Page and application data records
*** Block opens ***
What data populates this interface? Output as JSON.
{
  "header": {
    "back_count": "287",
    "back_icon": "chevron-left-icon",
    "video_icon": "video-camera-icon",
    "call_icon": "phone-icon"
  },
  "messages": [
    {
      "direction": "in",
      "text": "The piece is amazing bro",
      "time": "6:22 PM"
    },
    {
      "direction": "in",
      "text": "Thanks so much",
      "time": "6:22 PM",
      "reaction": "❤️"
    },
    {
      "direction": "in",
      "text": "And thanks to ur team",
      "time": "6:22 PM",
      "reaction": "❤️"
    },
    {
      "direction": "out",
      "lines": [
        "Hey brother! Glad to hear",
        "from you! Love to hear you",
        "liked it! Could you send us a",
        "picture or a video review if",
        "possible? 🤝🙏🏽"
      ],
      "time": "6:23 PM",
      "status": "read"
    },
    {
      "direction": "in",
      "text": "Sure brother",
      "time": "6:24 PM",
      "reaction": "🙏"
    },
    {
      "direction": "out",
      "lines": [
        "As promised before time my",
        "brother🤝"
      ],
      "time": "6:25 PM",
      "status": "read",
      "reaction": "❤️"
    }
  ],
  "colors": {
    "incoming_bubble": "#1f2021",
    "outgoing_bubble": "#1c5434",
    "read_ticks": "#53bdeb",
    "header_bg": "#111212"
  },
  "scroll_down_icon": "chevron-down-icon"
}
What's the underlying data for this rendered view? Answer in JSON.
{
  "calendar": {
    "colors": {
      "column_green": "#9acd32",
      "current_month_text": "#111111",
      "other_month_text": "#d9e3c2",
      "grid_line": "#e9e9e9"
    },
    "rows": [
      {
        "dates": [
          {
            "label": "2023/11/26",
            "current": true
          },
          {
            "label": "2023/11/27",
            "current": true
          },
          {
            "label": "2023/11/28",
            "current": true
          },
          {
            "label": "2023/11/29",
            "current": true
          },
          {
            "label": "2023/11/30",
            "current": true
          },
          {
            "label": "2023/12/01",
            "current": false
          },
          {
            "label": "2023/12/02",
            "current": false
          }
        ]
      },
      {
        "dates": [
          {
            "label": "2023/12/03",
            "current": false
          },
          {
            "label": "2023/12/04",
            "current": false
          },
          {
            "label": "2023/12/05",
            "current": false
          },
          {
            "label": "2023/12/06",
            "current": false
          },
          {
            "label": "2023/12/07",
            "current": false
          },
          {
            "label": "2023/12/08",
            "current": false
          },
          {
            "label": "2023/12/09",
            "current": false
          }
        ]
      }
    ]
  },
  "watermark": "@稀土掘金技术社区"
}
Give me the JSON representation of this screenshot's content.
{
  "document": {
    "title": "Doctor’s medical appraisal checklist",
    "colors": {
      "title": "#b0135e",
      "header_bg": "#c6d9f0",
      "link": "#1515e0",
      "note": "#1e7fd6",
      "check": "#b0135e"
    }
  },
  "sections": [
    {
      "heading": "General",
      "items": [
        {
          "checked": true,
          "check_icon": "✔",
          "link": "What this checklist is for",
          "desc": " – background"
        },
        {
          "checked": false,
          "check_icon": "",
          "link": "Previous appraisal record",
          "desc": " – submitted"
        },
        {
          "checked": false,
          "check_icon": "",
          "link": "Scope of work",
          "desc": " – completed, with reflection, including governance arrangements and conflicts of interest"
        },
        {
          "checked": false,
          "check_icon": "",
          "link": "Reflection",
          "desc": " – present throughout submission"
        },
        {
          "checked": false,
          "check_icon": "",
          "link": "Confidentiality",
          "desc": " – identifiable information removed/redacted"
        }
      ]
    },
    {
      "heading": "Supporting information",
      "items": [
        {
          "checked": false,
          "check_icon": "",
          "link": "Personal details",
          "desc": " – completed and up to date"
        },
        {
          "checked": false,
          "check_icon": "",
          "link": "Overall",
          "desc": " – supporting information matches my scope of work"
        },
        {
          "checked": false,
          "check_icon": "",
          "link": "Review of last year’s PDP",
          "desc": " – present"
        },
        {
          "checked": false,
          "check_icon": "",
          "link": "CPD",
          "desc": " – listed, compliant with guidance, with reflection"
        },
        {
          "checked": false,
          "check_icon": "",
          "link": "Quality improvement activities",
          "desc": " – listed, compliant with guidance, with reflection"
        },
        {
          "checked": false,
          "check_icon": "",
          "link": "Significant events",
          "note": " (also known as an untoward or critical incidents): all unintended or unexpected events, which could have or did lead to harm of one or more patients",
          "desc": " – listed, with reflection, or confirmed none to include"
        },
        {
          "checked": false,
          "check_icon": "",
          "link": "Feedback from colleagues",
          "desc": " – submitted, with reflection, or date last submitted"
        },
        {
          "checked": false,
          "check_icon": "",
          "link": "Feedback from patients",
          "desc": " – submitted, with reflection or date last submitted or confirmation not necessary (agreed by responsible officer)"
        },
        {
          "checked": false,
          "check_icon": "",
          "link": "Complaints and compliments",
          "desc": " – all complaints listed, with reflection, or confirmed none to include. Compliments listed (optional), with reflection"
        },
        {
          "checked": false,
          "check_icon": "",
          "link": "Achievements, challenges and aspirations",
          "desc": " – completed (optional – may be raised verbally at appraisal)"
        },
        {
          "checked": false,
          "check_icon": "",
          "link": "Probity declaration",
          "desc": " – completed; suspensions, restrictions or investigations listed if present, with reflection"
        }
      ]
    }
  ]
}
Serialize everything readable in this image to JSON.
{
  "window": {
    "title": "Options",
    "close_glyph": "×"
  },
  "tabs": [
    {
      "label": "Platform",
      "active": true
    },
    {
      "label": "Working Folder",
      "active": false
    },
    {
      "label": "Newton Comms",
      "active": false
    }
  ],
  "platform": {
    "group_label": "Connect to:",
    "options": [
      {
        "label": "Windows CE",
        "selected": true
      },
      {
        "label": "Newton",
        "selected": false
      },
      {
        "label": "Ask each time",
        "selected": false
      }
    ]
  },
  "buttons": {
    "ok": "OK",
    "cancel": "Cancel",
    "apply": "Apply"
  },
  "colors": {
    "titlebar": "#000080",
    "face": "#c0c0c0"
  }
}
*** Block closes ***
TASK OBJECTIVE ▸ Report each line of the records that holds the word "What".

EXPECTED ANSWER ▸
What data populates this interface? Output as JSON.
What's the underlying data for this rendered view? Answer in JSON.
          "link": "What this checklist is for",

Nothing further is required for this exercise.